This page has been archived and is being provided for reference purposes only. The page is no longer being updated, and therefore, links on the page may be invalid.
Inventors Win ARS Technology Transfer HonorsBy Marcia Wood
February 11, 2009
WASHINGTON, Feb. 11--Delicious new apricots, a better way to keep hot dogs and sausage safe to eat, and simpler ways to produce catfish are among the innovations that have garnered technology transfer awards for Agricultural Research Service (ARS) scientists at laboratories nationwide. ARS is the principal intramural scientific research agency of the U.S. Department of Agriculture.
For moving their research-based technologies out of the laboratory and into the marketplace, 15 ARS experts and their university and corporate co-investigators were honored yesterday by the agency at a ceremony here.

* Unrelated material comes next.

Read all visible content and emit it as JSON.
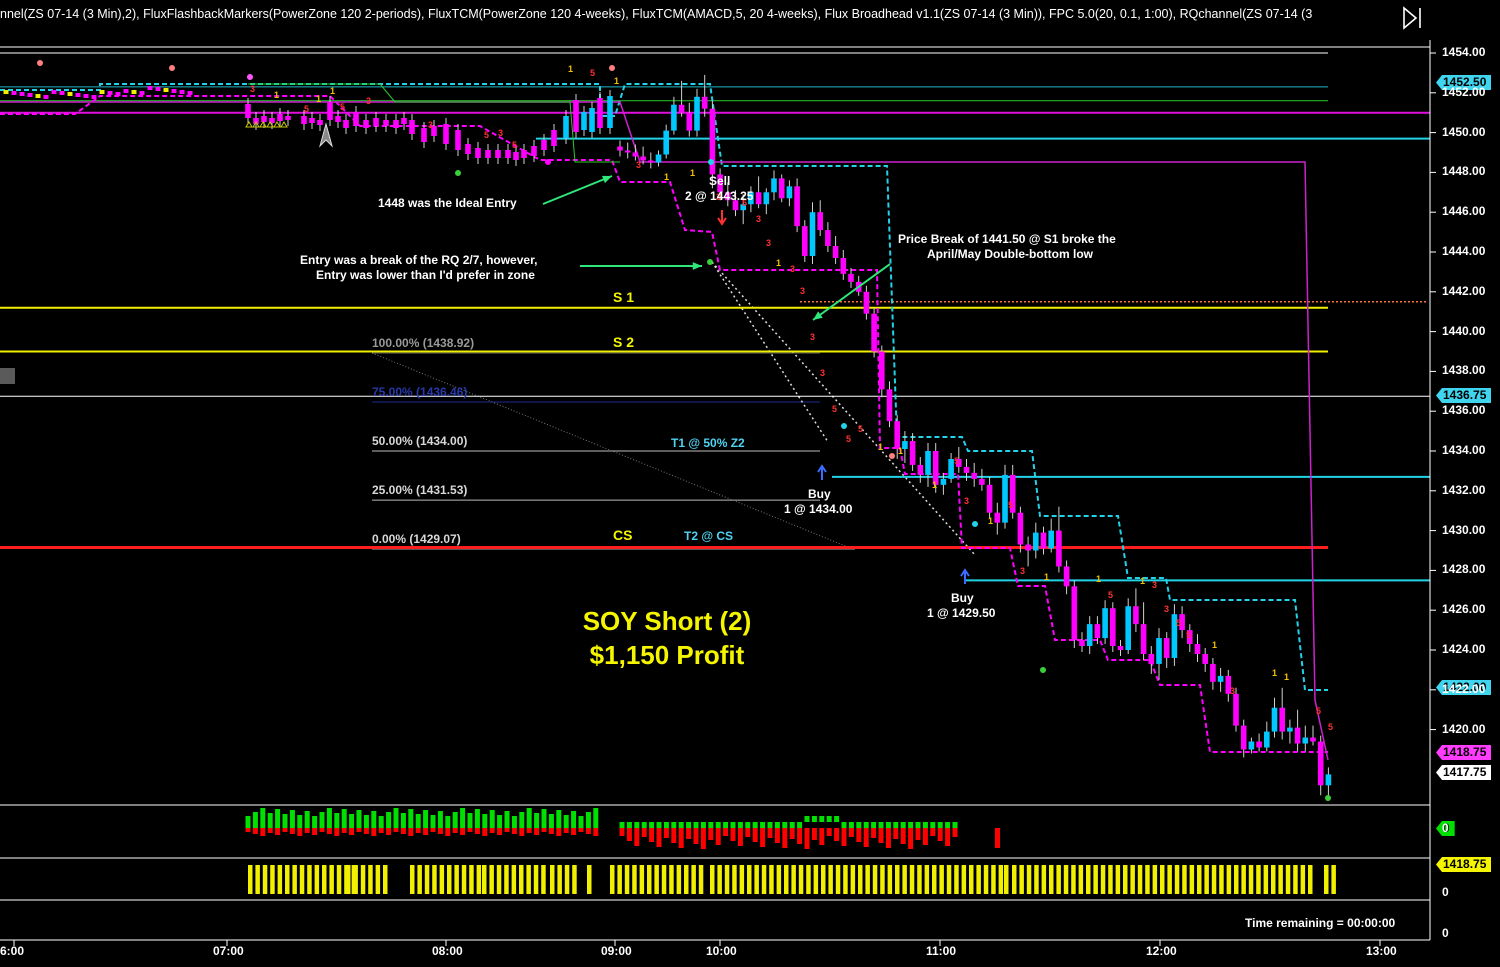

"Agricultural research is fundamental to the strength of our farm sector, and holds the key to improving nutrition, fostering the development of new sources of renewable energy, and creating new sources of revenue for our farmers and ranchers," said Agriculture Secretary Tom Vilsack.

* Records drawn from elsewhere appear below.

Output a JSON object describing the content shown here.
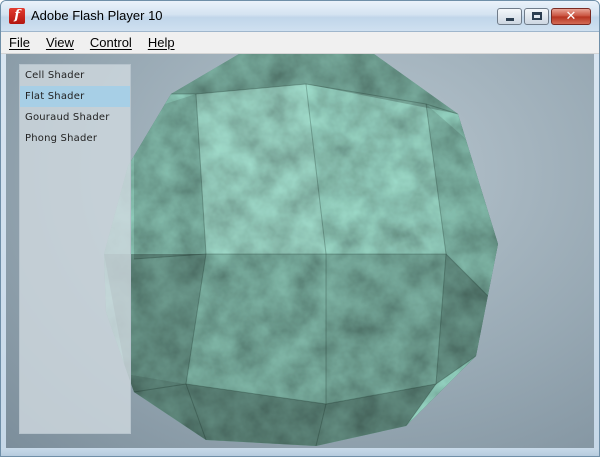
{
  "window": {
    "title": "Adobe Flash Player 10",
    "app_icon_glyph": "f",
    "controls": {
      "minimize_icon": "minimize-icon",
      "maximize_icon": "maximize-icon",
      "close_icon": "close-icon",
      "close_glyph": "✕"
    }
  },
  "menu": {
    "items": [
      {
        "label": "File"
      },
      {
        "label": "View"
      },
      {
        "label": "Control"
      },
      {
        "label": "Help"
      }
    ]
  },
  "shader_panel": {
    "items": [
      {
        "label": "Cell Shader",
        "selected": false
      },
      {
        "label": "Flat Shader",
        "selected": true
      },
      {
        "label": "Gouraud Shader",
        "selected": false
      },
      {
        "label": "Phong Shader",
        "selected": false
      }
    ]
  },
  "colors": {
    "selection": "#a7cfe6",
    "sphere_base": "#3f6b5f",
    "close_button": "#c74c39"
  }
}
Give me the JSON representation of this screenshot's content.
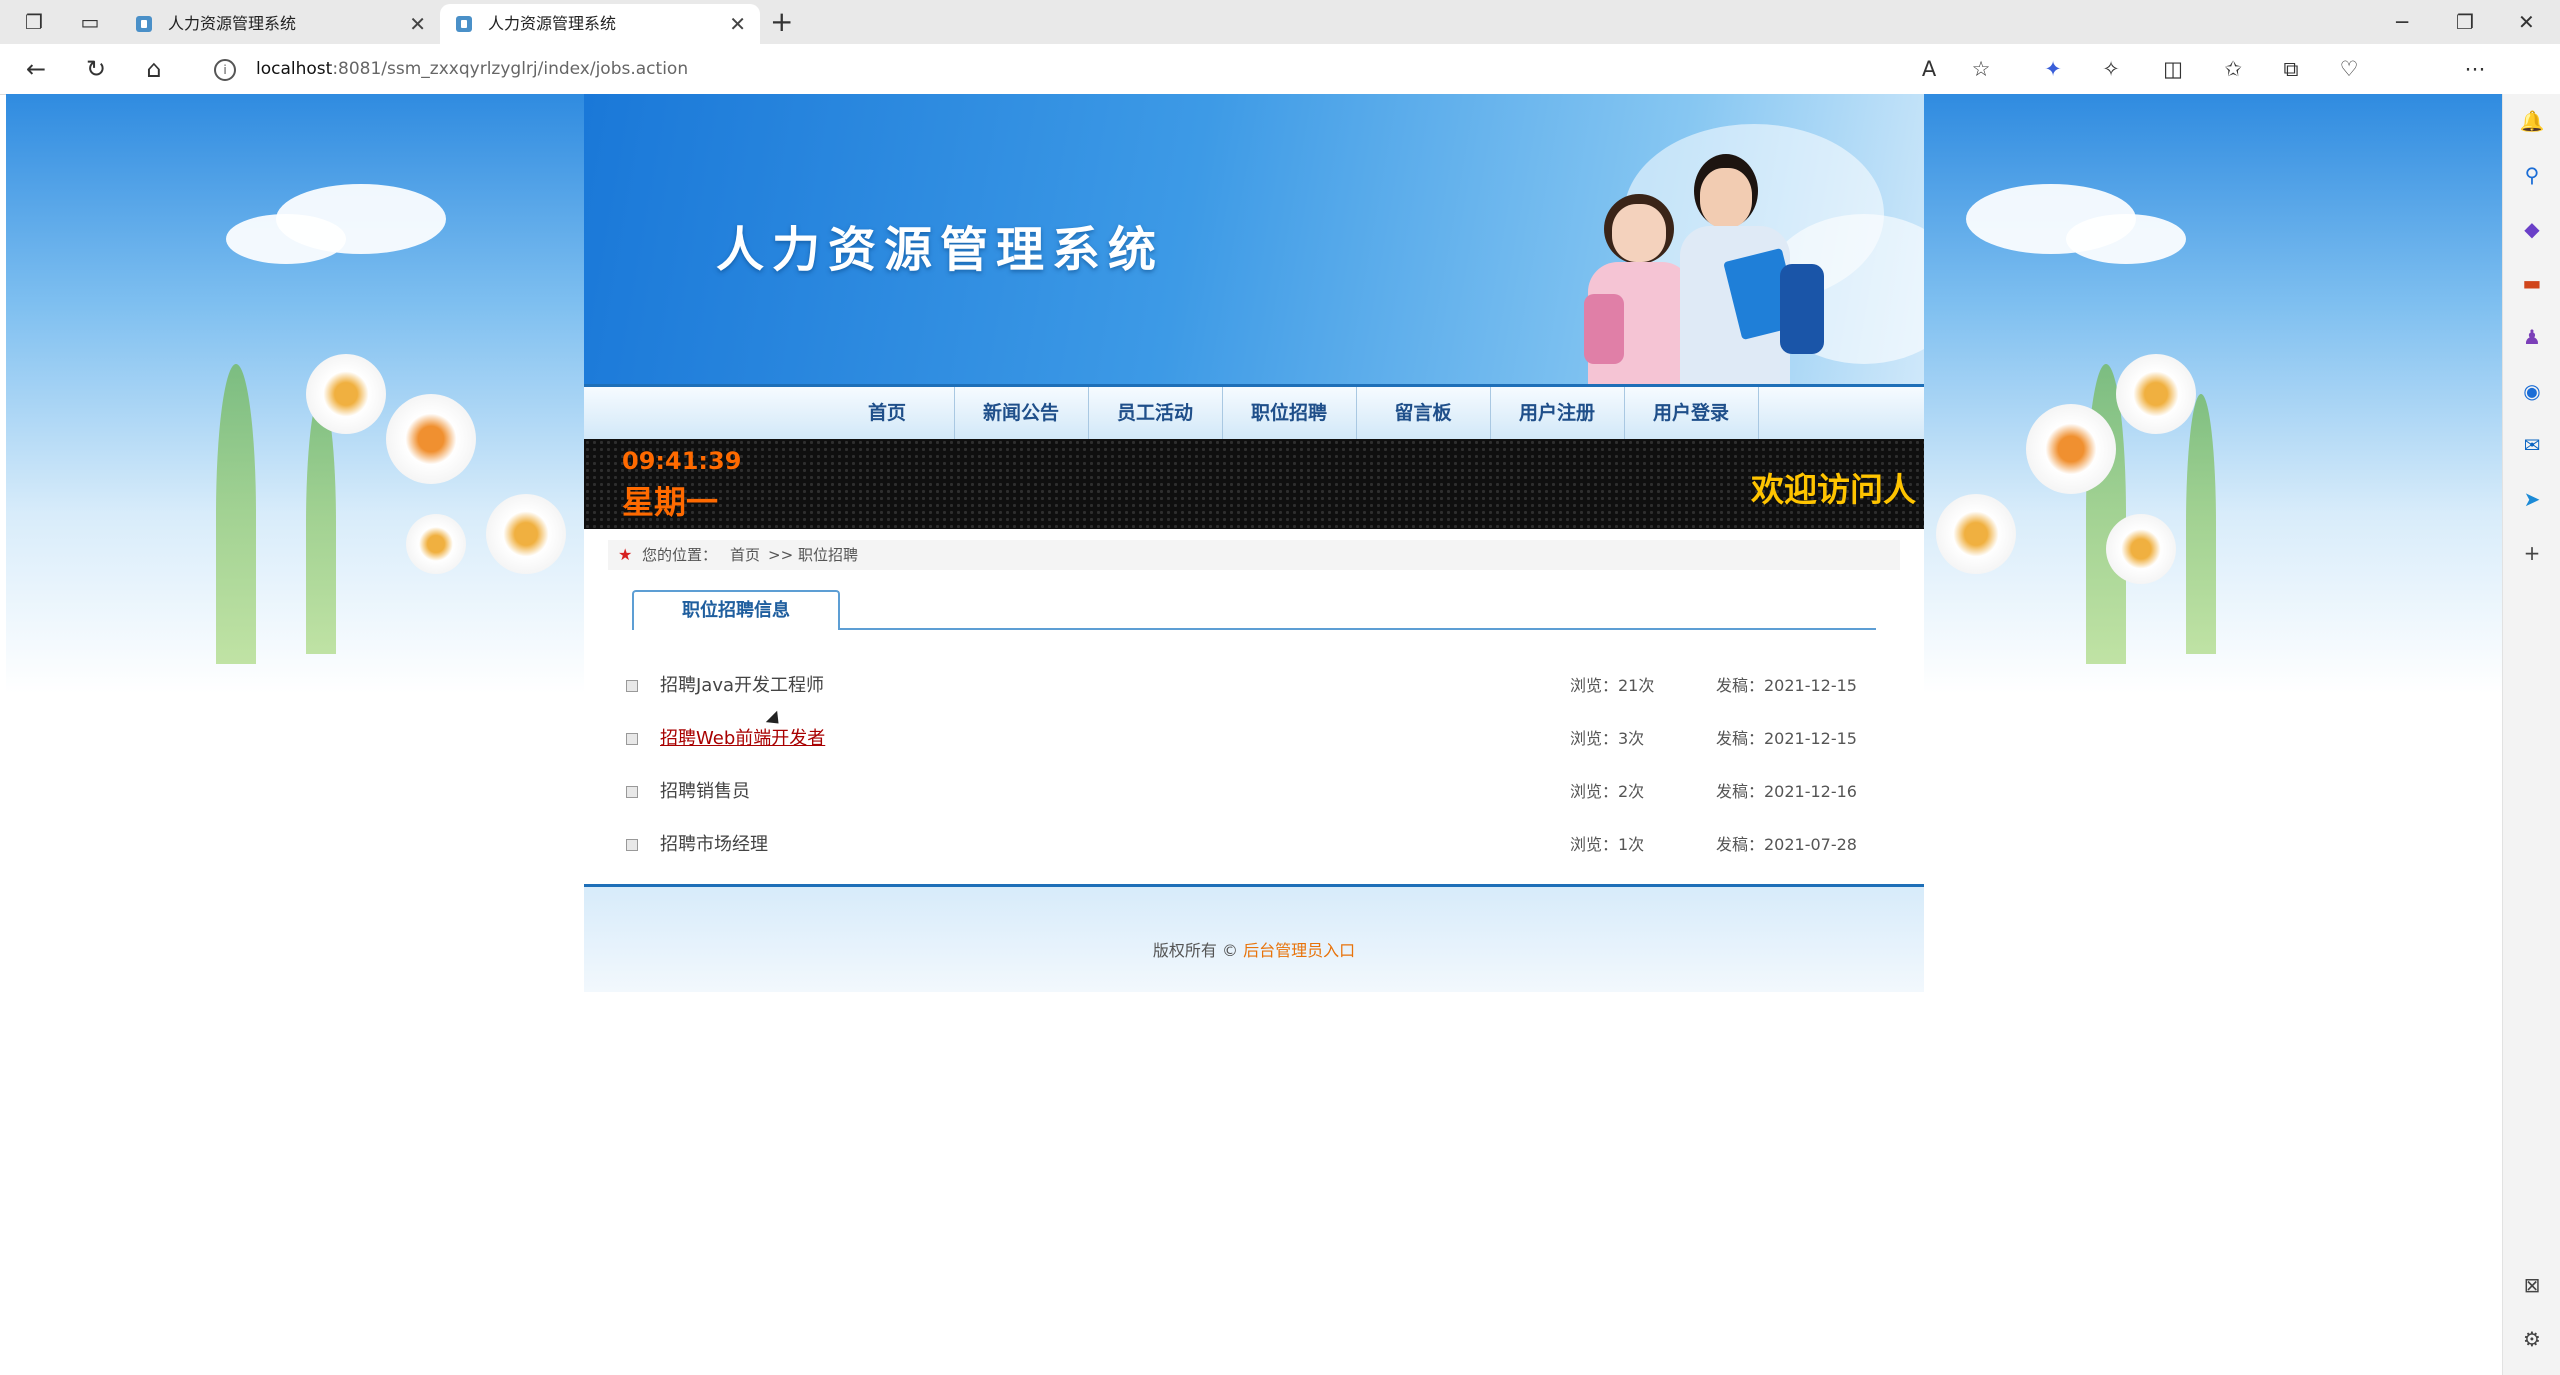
{
  "browser": {
    "tabs": [
      {
        "title": "人力资源管理系统",
        "active": false
      },
      {
        "title": "人力资源管理系统",
        "active": true
      }
    ],
    "url_host": "localhost",
    "url_path": ":8081/ssm_zxxqyrlzyglrj/index/jobs.action",
    "icons": {
      "workspaces": "workspaces-icon",
      "tab_actions": "tab-actions-icon",
      "back": "back-icon",
      "refresh": "refresh-icon",
      "home": "home-icon",
      "read_aloud": "read-aloud-icon",
      "favorite": "star-icon",
      "copilot": "copilot-icon",
      "extensions": "extensions-icon",
      "split": "split-screen-icon",
      "favorites": "favorites-icon",
      "collections": "collections-icon",
      "performance": "heart-pulse-icon",
      "more": "more-icon"
    }
  },
  "site": {
    "title": "人力资源管理系统",
    "menu": [
      "首页",
      "新闻公告",
      "员工活动",
      "职位招聘",
      "留言板",
      "用户注册",
      "用户登录"
    ],
    "ticker": {
      "time": "09:41:39",
      "weekday": "星期一",
      "welcome": "欢迎访问人"
    },
    "breadcrumb": {
      "label": "您的位置：",
      "home": "首页",
      "separator": ">>",
      "current": "职位招聘"
    },
    "section_tab": "职位招聘信息",
    "jobs": [
      {
        "name": "招聘Java开发工程师",
        "views": "浏览：21次",
        "date": "发稿：2021-12-15"
      },
      {
        "name": "招聘Web前端开发者",
        "views": "浏览：3次",
        "date": "发稿：2021-12-15"
      },
      {
        "name": "招聘销售员",
        "views": "浏览：2次",
        "date": "发稿：2021-12-16"
      },
      {
        "name": "招聘市场经理",
        "views": "浏览：1次",
        "date": "发稿：2021-07-28"
      }
    ],
    "footer": {
      "copyright": "版权所有 © ",
      "admin_link": "后台管理员入口"
    }
  },
  "colors": {
    "banner_blue": "#1a78d8",
    "menu_text": "#1f4f8a",
    "ticker_orange": "#ff6a00",
    "ticker_yellow": "#ffc400",
    "admin_link": "#e8730a",
    "hover_link": "#a80000"
  }
}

"Americans everywhere benefit from this research," said ARS Administrator Edward B. Knipling.
Top honors for outstanding technology transfer went to:
- The Flash Pasteurization Research Group, for a technique that uses bursts of steam to improve the safety of hot dogs and sausages. Microbiologist Christopher H. Sommers, chemical engineer David J. Geveke, mechanical engineer Neil M. Goldberg, and Michael F. Kozempel (retired) with the ARS Food Safety Intervention Technologies Research Unit, Wyndmoor, Pa., shared the honor with corporate collaborator ALKAR-RapidPak, Inc., of Lodi, Wis.

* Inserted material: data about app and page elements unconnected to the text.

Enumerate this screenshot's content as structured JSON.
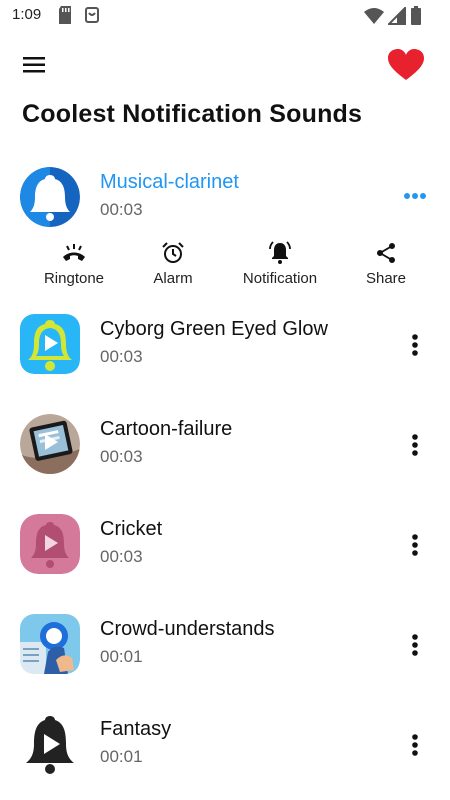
{
  "status_bar": {
    "time": "1:09",
    "icons": [
      "sd-card-icon",
      "app-notification-icon",
      "wifi-icon",
      "signal-icon",
      "battery-icon"
    ]
  },
  "app_bar": {
    "menu_icon": "hamburger-menu-icon",
    "favorite_icon": "heart-icon",
    "accent_color": "#E8212E"
  },
  "page_title": "Coolest Notification Sounds",
  "active_sound": {
    "name": "Musical-clarinet",
    "duration": "00:03",
    "accent_color": "#2196F3",
    "more_icon": "more-horizontal-icon"
  },
  "actions": [
    {
      "label": "Ringtone",
      "icon": "phone-ringtone-icon"
    },
    {
      "label": "Alarm",
      "icon": "alarm-clock-icon"
    },
    {
      "label": "Notification",
      "icon": "notification-bell-icon"
    },
    {
      "label": "Share",
      "icon": "share-icon"
    }
  ],
  "sounds": [
    {
      "name": "Cyborg Green Eyed Glow",
      "duration": "00:03",
      "thumb": "yellow-bell-play-icon"
    },
    {
      "name": "Cartoon-failure",
      "duration": "00:03",
      "thumb": "phone-photo-play-icon"
    },
    {
      "name": "Cricket",
      "duration": "00:03",
      "thumb": "pink-bell-play-icon"
    },
    {
      "name": "Crowd-understands",
      "duration": "00:01",
      "thumb": "blue-illustration-icon"
    },
    {
      "name": "Fantasy",
      "duration": "00:01",
      "thumb": "black-bell-play-icon"
    }
  ]
}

- The iBMC Consortium, for discovering and commercializing their "BovineSNP50" genotyping assay for improving the genetics of dairy and beef cattle. Geneticists Curtis P. Van Tassell and Tad S. Sonstegard of the ARS Henry A. Wallace Beltsville (Md.) Agricultural Research Center, and chemist Timothy P.L. Smith and biological science lab technician Renee A. Godtel of the agency's Roman L. Hruska U.S. Meat Animal Research Center in Clay Center, Neb., teamed with Marylinn Munson and Cindy Taylor Lawley of Illumina, Inc., in San Diego, Calif., and collaborators from George Mason University, Manassas, Va.; the University of Missouri-Columbia for this research.
- The Catfish Industries Support Team--comprised of ARS fish biologist Eugene L. Torrans at the ARS Catfish Genetics Research Unit in Stoneville, Miss., and a Mississippi State University collaborator--for findings that boost survival of catfish eggs and young at hatcheries.
* The AGWA team, with hydraulic engineer David C. Goodrich and hydrologist Carl L. Unkrich of the ARS Southwest Watershed Research Center in Tucson, Ariz., for helping water districts, homeowners and others across the country conserve water by using the team's computer-based "Automated Geospatial Watershed Assessment" technology. The Tucson scientists’ AGWA teammates are from the U.S. Environmental Protection Agency in Las Vegas, Nev.; the University of Arizona-Tucson; the University of Wyoming-Laramie; the University of Nebraska-Lincoln, and CH2M Hill in Albuquerque, N.M..
* Ulrich R. Bernier, a chemist with the ARS Center for Medical, Agricultural and Veterinary Entomology in Gainesville, Fla., for procedures that ensure soldiers’ uniforms are properly insect-proofed to protect against mosquito-transmitted disease.
* Joe W. Dorner, a microbiologist with the ARS National Peanut Research Laboratory in Dawson, Ga., for enabling the peanut industry to use ARS' Afla-Guard technology to protect the crop against aflatoxin, a contaminant.
* William A. Dozier III, formerly with the ARS Poultry Research Unit in Mississippi State, Miss., for quickening transfer of new, science-based technologies to the U.S. poultry industry.
* Craig A. Ledbetter, a geneticist at the ARS San Joaquin Valley Agricultural Sciences Center near Parlier, Calif., for developing "Apache," "Helena" and other superb apricots.